“The shift toward high-fat dairy products is a multi-year trend that has likely accelerated due to the pandemic,” Berning says. “Milkfat consumption also typically picks up during the year-end holidays.”

For example, Eggnog, a decadent Class I product, might be one of the most iconic holiday dairy products, and grocers today carry many offshoots of the original. “Many extensions exist in the eggnog category, including newer non-dairy eggnogs such as those made with almond and soy, which provide competition to a category that dairy once owned,” she says. “Organic and lactose-free eggnogs can also be found on many grocery stores shelves. And Southern Comfort, a popular addition to eggnog, even offers its own eggnog mix.” Read more here>>>
Tuesday Session Speaker: Tim Timmons is ABS InFocus Manager and has overseen the ABS beef on dairy program for the past eight years. Timmons travels throughout the U.S. delivering the ABS message on herd segmentation and how to use InFocus in a comprehensive breeding program. One of Tim’s biggest passions outside of ABS is sharing hope with people who struggle in the journey with cancer.
As the founder of the Pray Hope Believe Foundation, he & his friends
have supported more than 300 families in a fight with cancer. #letsmeetsmart #2021gdc
Other Stories to Check Out This Week >>>
Upcoming Events >>>
GA Dairy Classifieds
TO ADVERTISE: EMAIL AD AND CONTACT INFORMATION TO FARRAH NEWBERRY at gamilkproducers@gmail.com
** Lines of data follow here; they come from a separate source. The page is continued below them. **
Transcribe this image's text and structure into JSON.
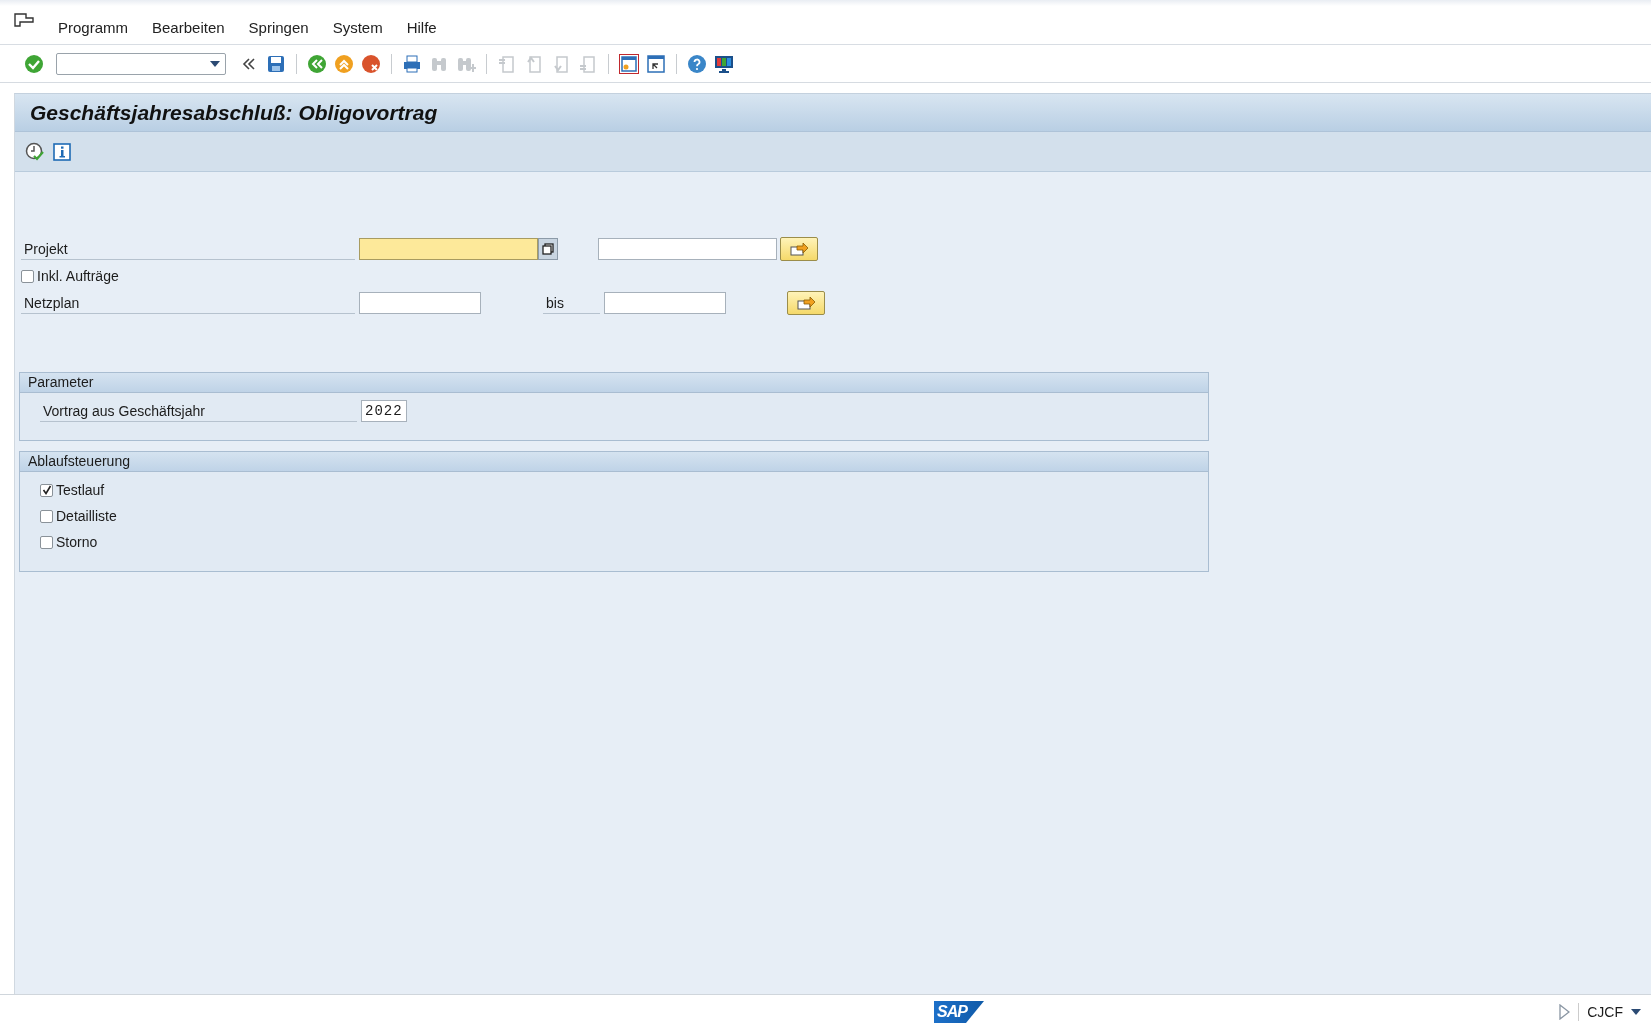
{
  "menu": [
    {
      "label": "Programm"
    },
    {
      "label": "Bearbeiten"
    },
    {
      "label": "Springen"
    },
    {
      "label": "System"
    },
    {
      "label": "Hilfe"
    }
  ],
  "title": "Geschäftsjahresabschluß: Obligovortrag",
  "selection": [
    {
      "kind": "range",
      "label": "Projekt",
      "focused": true,
      "value_help": true
    },
    {
      "kind": "checkbox",
      "label": "Inkl. Aufträge",
      "checked": false
    },
    {
      "kind": "range",
      "label": "Netzplan",
      "to_label": "bis",
      "focused": false,
      "value_help": false
    }
  ],
  "groups": [
    {
      "title": "Parameter",
      "items": [
        {
          "kind": "field",
          "label": "Vortrag aus Geschäftsjahr",
          "value": "2022"
        }
      ]
    },
    {
      "title": "Ablaufsteuerung",
      "items": [
        {
          "kind": "checkbox",
          "label": "Testlauf",
          "checked": true
        },
        {
          "kind": "checkbox",
          "label": "Detailliste",
          "checked": false
        },
        {
          "kind": "checkbox",
          "label": "Storno",
          "checked": false
        }
      ]
    }
  ],
  "status_bar": {
    "logo": "SAP",
    "transaction": "CJCF"
  }
}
UPDATED 12/10/2020

Will Raise Heifers for GA Dairy Farms: Hello we are located in Southern Illinois and have an abundance of pasture and cheap feed available looking to contract with a dairy to grow heifers for them, out location offers mild climate and we are just 558 miles from Montezuma Ga. Please contact 817-528-6645 very reasonable daily rates.

For Sale - Productive 360 Cow Holstein Herd For Sale, Parlor/Freestall/AI Sired/Lots of Young Cows/2X 70# 4%F SCC-160K More information at www.kreegerdairy.com or call Chad at 517-294-3484

For Sale- DeLaval 84 Vacuum Pump on Stand, Oil Reclaimer, 10 HP- 3 Phase Electric Motor. New Bearings, New Oil Seal, New Belts. $2000
For more Information Call Tony Strickland , 229-254-6871; deepsouthai@gmail.com

For sale - Please contact John Felder for more information at 803-682-3425:
  • Dairy Tech Bay Pasturizer - $4,000
  • Tidenberg Hydraulic Hoof Table (like new) - $5,000
  • Mench Sand Trailor - $14,000
  • Hall Stall Sand Leveler (new) - $1,000
  • Claas Silage Choppers - 960 1875 cutterhead hours, 4WD, 600 orbis, HD300 PU - $190,000
  • Fans Cool Aire
  • 18 54" $225.00
  • 20 48" $125.00
  • 20 35" 100.00
WANTED: Peter's Cattle Co. will buy any dairy, beef, and cross, bottle or weaned, bulls, heifers or free martins. Pick up weekly 7 days a week. Chris- 470-255-8515
 
Bull Calves WANTED:  Competitive pricing with 6 day a week pickup. Brandon Mason Cattle Company 912-632-4490

FOR SALE :  We have a continuous selection of fresh and springing heifers.   Call William at   (706) 768-2857  or visit our website at   crumpdairyreplacements.org  
Farmer to Farmer Support Program Available for SE dairy farmers
Farmers across the Southeast are experiencing uncertain times like never before. All aspects of agriculture have been hit by market losses due to COVID-19, but dairy has reached a level of uncertainty that many have never experienced.

As we navigate through these next few months, dairy producers across the Southeast have come together to introduce the "Farmer to Farmer Support Program." If you find that you need support or would like to talk to a fellow farmer or industry friend, they have several volunteers that are willing and able to help. Georgia Milk Producers has also put together a packet on the program that you can access by clicking here. 

For more information on the program, please reach out to Farrah Newberry at gamilkproducers@gmail.com